Out For Coffee with Victoria Mary Clarke


Victoria Mary Clarke (born plain Victoria Clarke, the Mary added for effect), best known as the long-term partner of Shane McGowan, is an angel channeler, journalist, writer and broadcaster. Sipping on her herbal tea, she tells me what it’s like to mingle with Kate Moss, Pete Doherty and Van Morrison – who hearts Shirley Bassey apparently.

LC: What did you do before becoming a journalist?
VMC: When I left school I bought a suitcase of the disco balls you put on your head and sold them on the street. I was really passionate about clothes so I decided to open a clothes shop.
I went to London and bought bags of second-hand clothes from Portobello Road and Butt Lane and brought them back on the bus and sold them in Cork in a shop called Mesopotamia, between two rivers it mens.
I did get a place at Trinity but I didn’t take it because I didn’t like students. I was into meeting rock stars, even at that age. I figured that the clothes thing I loved doing, it gave me an opportunity to travel to London a lot and that’s how I met Shane, I was only 16.

LC: Can you remember the first conversation you had with Shane?
VMC: Yes, he came into the pub and said to me ‘it’s my friend’s birthday, buy him a drink?’ and I said f**k off.

LC: What was the first piece of work you got published?
VMC: It was an interview with Gerry Conlon [of the Guildford 4 who were jailed for a crime they didn’t commit]. That was because Shane’s sister had started dating him, well not really dating but corresponding when he was in prison. Shane had written a song to help him get out of prison, The Birmingham Six and the Guildford 4. So, they came to meet us and I was like ‘wow, this is great can I interview you?’ and he said ‘yeah ok’. I was really excited.

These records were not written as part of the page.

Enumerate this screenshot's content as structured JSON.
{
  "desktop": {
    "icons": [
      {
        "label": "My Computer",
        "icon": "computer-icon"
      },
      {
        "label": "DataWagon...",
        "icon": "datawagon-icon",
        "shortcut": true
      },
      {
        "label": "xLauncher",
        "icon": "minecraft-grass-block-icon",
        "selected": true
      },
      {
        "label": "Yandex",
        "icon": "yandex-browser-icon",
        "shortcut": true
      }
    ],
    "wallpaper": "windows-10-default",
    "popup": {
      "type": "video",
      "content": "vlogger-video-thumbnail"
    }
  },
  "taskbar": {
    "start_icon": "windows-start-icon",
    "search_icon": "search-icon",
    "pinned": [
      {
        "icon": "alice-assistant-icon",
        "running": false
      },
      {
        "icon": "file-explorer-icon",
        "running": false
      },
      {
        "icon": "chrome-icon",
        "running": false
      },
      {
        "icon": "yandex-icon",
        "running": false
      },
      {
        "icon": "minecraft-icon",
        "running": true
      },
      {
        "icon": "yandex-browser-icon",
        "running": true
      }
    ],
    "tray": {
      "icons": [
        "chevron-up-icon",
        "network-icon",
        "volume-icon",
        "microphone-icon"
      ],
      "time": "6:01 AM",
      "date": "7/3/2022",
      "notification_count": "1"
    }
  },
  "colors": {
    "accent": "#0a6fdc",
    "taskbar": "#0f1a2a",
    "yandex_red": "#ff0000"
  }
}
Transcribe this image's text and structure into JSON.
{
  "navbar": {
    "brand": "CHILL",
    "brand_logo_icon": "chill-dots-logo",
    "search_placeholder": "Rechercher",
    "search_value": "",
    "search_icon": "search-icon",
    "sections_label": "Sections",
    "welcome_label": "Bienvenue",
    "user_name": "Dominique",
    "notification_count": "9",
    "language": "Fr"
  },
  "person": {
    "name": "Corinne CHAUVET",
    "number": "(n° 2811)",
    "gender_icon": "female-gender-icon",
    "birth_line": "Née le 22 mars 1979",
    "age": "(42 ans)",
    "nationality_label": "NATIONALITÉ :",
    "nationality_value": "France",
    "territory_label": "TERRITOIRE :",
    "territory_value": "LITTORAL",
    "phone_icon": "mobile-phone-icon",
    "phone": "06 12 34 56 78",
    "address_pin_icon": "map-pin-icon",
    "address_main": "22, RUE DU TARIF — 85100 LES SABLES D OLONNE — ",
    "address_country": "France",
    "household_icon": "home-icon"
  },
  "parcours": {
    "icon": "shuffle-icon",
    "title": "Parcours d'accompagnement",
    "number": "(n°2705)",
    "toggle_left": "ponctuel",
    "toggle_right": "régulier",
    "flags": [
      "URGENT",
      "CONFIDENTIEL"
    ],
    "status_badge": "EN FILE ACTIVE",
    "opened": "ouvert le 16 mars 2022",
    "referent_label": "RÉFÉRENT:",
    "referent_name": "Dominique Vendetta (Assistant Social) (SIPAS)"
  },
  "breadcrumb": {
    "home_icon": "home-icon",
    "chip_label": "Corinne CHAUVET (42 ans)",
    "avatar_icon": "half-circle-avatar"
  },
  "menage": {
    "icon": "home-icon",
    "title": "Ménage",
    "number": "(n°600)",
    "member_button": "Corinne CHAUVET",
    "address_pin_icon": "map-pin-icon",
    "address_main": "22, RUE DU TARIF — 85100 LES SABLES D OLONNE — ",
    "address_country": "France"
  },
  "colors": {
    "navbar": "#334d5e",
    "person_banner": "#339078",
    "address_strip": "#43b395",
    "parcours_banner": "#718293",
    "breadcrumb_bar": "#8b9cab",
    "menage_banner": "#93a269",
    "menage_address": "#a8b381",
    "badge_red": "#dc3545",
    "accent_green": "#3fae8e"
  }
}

LC: What has been the most exciting part of your career so far?
VMC: It’s hard to say, they’re all exciting at the time they’re happening. Getting the Vogue cover story was really exciting. Kate Moss asked me if I would interview her for Vogue – they had asked her to edit the magazine – and it didn’t work out because of her episode that we won’t go into. As a result of that, they said ‘we really like your stuff and we would like you to try other stuff’ so that’s how I got it. So quite a lot of the work I’ve got has been through nepotism.

LC: Has there been a difficult moment in your career so far?
VMC: I suppose some of the people I’ve interviewed haven’t been the most forthcoming; you know the ones who won’t say anything? Even though you know they would be really interesting but just don’t want to talk.
Van Morrison was quite tricky. He didn’t want to comment on anything really, he didn’t even want to comment on the songs so it was really hard. I had to keep finding things that we were mutually interested in. I discovered how much he loves Shirley Bassey.

LC: Who was your most exciting interview?
VMC: To be honest, Shane was the best person to interview because he’s the most forthcoming, he doesn’t hide anything, and he tells stories – he doesn’t just give you answers – so that makes it very easy for the interviewer because you have to just sit there and turn the thing on.
Pete Doherty was also good like that, because he was also very forthcoming and also very, very funny and again a natural storyteller and knew how to create something almost like a fairytale; create drama, create intrigue, create mystery.

LC: You’ve recently published a new book, what’s it about?
VMC: It’s called Angel Advice for Everyday Situations. I’ve picked 60 situations that have happened to me that could potentially happen to other people. Your dad gets really ill, or you get cancer, or somebody you know gets cancer, you worry about money or someone loses their job. I asked the angels to give advice about 60 such situations.

LC: How did you get into angel channeling?
VMC: One of the people, I met, instead of reading your fortune, channeled your guide for you. So she would just sit there and the voice would come through her and it would start talking to you and be like ‘hi’ – her guide was called Ortan – so hello I’m Ortan very pleased to meet you, what can I do for you? It was actually like he knew. What he said to me made me feel better about my situation.

By Liam Cahill